Problem details: Go through the records line by line and work out how many lines hold the word "icon". Answer with the number only.

Entries provided:
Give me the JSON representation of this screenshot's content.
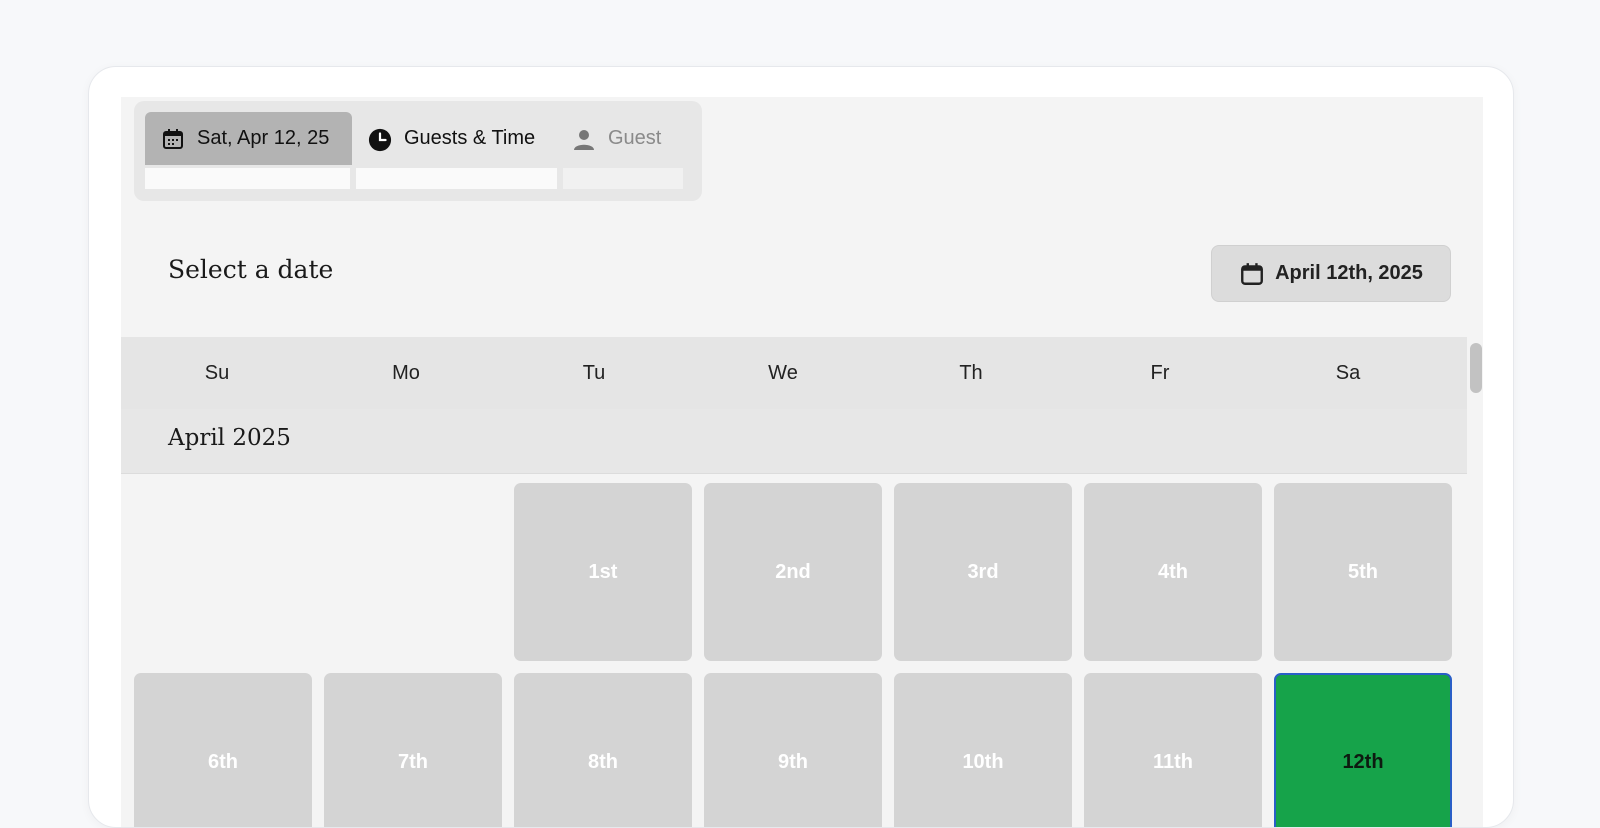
{
  "tabs": {
    "date": {
      "label": "Sat, Apr 12, 25",
      "icon": "calendar-icon"
    },
    "guests_time": {
      "label": "Guests & Time",
      "icon": "clock-icon"
    },
    "guest": {
      "label": "Guest",
      "icon": "person-icon"
    }
  },
  "header": {
    "title": "Select a date",
    "date_button": {
      "label": "April 12th, 2025",
      "icon": "calendar-icon"
    }
  },
  "weekdays": [
    "Su",
    "Mo",
    "Tu",
    "We",
    "Th",
    "Fr",
    "Sa"
  ],
  "month": {
    "label": "April 2025"
  },
  "days": [
    {
      "label": "1st",
      "selected": false
    },
    {
      "label": "2nd",
      "selected": false
    },
    {
      "label": "3rd",
      "selected": false
    },
    {
      "label": "4th",
      "selected": false
    },
    {
      "label": "5th",
      "selected": false
    },
    {
      "label": "6th",
      "selected": false
    },
    {
      "label": "7th",
      "selected": false
    },
    {
      "label": "8th",
      "selected": false
    },
    {
      "label": "9th",
      "selected": false
    },
    {
      "label": "10th",
      "selected": false
    },
    {
      "label": "11th",
      "selected": false
    },
    {
      "label": "12th",
      "selected": true
    }
  ],
  "colors": {
    "selected_day": "#16a34a",
    "selected_border": "#2a5fc7",
    "day_tile": "#d4d4d4"
  }
}
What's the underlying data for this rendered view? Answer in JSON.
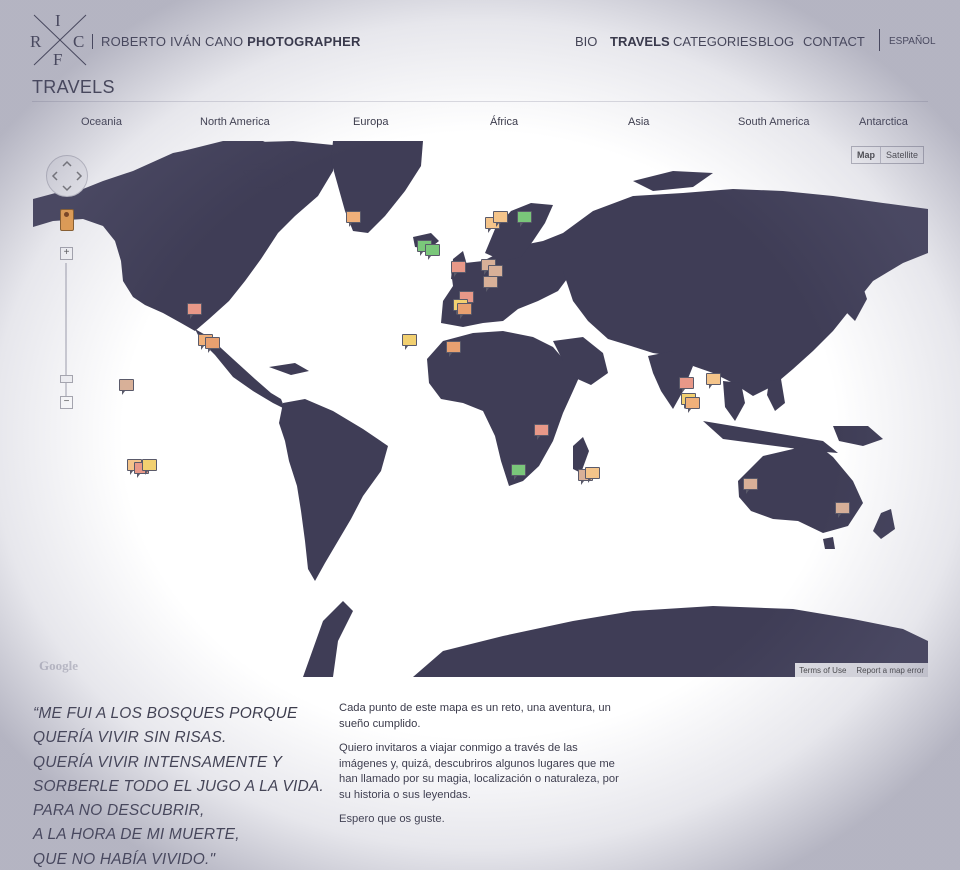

Response to the exercise: 4